Image courtesy of Caterpillar. Caterpillar Inc Chief Technology Officer Gwenne Henricks urged Congress today to pass High Skilled Immigration Reform. According to Henricks, reforming our current system would enable companies to compete better in the glob
Caterpillar Inc Chief Technology Officer Gwenne Henricks urged Congress today to pass High Skilled Immigration Reform. According to Henricks, reforming our current system would enable companies to compete better in the global economy by recruiting top talent with an education in the "STEM" fields—science, technology, engineering and mathematics—from the United States and beyond.
"Our education system in the United States is currently not producing a robust pipeline of graduates in STEM-related fields to meet our workforce needs," said Henricks. "STEM job growth is expected to be higher than any other occupation over the next 10 years. Caterpillar is actively working to increase the supply of skilled STEM talent in the United States and around the world to fill the jobs we have and will need in the future," Henricks added.
Henricks also outlined the benefits for companies to employ foreign workers in specialty occupations, such as engineering and science, through H-1B visas.
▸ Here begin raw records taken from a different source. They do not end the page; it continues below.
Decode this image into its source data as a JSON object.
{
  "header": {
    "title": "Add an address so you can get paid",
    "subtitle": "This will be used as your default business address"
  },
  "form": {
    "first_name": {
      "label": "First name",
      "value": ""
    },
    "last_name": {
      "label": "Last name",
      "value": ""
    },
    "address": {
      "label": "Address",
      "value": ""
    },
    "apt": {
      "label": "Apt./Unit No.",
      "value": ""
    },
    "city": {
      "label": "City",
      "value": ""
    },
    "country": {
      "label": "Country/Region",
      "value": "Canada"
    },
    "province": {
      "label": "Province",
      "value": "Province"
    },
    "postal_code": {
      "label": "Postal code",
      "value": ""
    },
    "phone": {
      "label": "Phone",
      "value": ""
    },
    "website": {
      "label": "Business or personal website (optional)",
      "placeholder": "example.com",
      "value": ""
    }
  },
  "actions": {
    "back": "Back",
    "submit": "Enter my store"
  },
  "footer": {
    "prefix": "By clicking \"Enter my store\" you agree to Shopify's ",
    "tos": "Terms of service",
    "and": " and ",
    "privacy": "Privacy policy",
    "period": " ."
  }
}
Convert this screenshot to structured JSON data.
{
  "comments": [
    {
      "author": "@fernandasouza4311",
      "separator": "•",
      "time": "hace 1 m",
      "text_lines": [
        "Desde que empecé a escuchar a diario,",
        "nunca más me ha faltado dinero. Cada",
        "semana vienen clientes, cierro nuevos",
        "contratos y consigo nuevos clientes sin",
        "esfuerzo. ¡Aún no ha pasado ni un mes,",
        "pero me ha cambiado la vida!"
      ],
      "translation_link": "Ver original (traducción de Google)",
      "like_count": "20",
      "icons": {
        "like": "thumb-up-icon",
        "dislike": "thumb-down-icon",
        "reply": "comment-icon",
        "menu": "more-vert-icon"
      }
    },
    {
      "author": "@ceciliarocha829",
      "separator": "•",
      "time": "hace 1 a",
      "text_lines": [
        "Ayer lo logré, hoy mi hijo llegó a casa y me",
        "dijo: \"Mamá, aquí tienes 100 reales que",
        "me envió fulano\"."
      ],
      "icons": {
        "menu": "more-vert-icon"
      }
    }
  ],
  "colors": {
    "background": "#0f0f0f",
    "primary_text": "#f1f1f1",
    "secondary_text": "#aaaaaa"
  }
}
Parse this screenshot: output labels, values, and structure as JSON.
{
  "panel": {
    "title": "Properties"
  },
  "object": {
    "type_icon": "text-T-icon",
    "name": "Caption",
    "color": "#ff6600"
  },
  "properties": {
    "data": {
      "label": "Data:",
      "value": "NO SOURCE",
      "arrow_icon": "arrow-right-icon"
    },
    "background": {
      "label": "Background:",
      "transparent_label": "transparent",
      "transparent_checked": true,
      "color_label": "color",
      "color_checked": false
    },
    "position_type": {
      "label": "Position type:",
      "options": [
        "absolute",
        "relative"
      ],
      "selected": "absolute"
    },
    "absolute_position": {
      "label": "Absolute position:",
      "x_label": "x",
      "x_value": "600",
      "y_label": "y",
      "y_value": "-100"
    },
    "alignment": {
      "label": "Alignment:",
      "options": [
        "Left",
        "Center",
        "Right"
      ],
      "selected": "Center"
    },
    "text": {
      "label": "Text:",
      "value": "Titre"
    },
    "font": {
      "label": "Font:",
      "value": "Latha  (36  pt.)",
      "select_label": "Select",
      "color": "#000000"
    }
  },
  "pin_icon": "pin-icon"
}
The current annual cap for H-1B visas given in the United States is set at 65,000 and was filled on April 1, 2013—the first day that companies such as Caterpillar could file new H-1B petitions for fiscal year 2014. Based on current law, Caterpillar and other companies will be unable to recruit and hire new H-1B employees again until October 1, 2014.
Caterpillar also supports granting green cards to foreign students who receive degrees in STEM fields from American universities and making them exempt from the annual cap. The company also advocates for lifting the per-country limit on green cards.
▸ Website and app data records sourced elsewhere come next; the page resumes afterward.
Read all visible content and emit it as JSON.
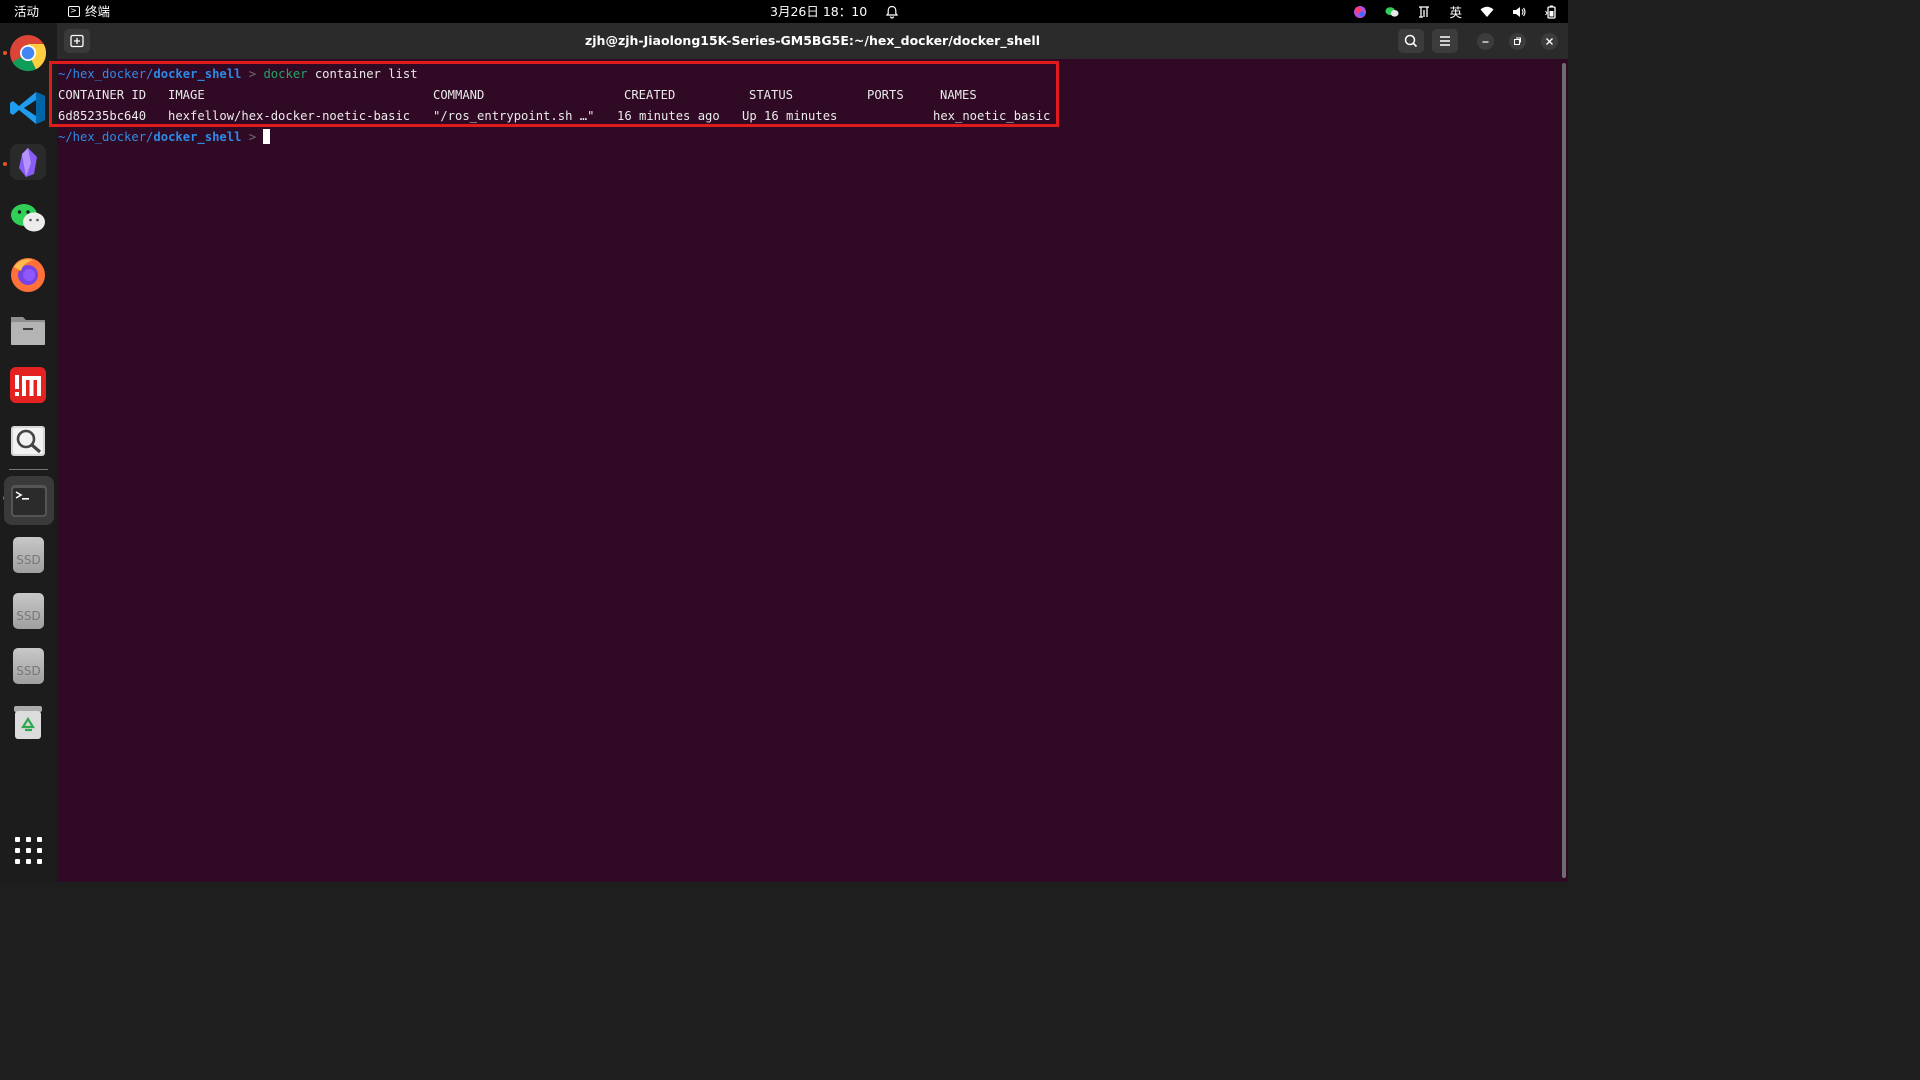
{
  "topbar": {
    "activities": "活动",
    "app_name": "终端",
    "clock": "3月26日  18：10",
    "lang": "英"
  },
  "window": {
    "title": "zjh@zjh-Jiaolong15K-Series-GM5BG5E:~/hex_docker/docker_shell"
  },
  "terminal": {
    "prompt1": {
      "path_prefix": "~/hex_docker/",
      "path_dir": "docker_shell",
      "arrow": " > ",
      "cmd_name": "docker",
      "cmd_args": " container list"
    },
    "headers": [
      "CONTAINER ID",
      "IMAGE",
      "COMMAND",
      "CREATED",
      "STATUS",
      "PORTS",
      "NAMES"
    ],
    "row": [
      "6d85235bc640",
      "hexfellow/hex-docker-noetic-basic",
      "\"/ros_entrypoint.sh …\"",
      "16 minutes ago",
      "Up 16 minutes",
      "",
      "hex_noetic_basic"
    ],
    "prompt2": {
      "path_prefix": "~/hex_docker/",
      "path_dir": "docker_shell",
      "arrow": " > "
    }
  },
  "dock": {
    "items": [
      "chrome-icon",
      "vscode-icon",
      "obsidian-icon",
      "wechat-icon",
      "firefox-icon",
      "files-icon",
      "mindmaster-icon",
      "image-viewer-icon",
      "terminal-icon",
      "ssd-drive-icon",
      "ssd-drive-icon",
      "ssd-drive-icon",
      "trash-icon",
      "show-apps-icon"
    ],
    "ssd_label": "SSD"
  },
  "colors": {
    "terminal_bg": "#300a24",
    "path": "#2d8be8",
    "docker_cmd": "#26a269",
    "highlight": "#e01b1b",
    "accent_dot": "#e95420"
  }
}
"At Caterpillar, we know our people are our greatest asset. We employ more than 10,000 engineers, technologists and scientists worldwide who are dedicated to developing technologies that reshape the process of using, managing and owning heavy equipment. Last year, we filed for nearly 1,100 patents and spent approximately $2.4 billion on research and development. We need a solution that will address these issues and help us grow a sustainable pipeline of highly skilled workers to meet our growing needs while preserving the environment for future generations through innovation and collaboration," said Henricks.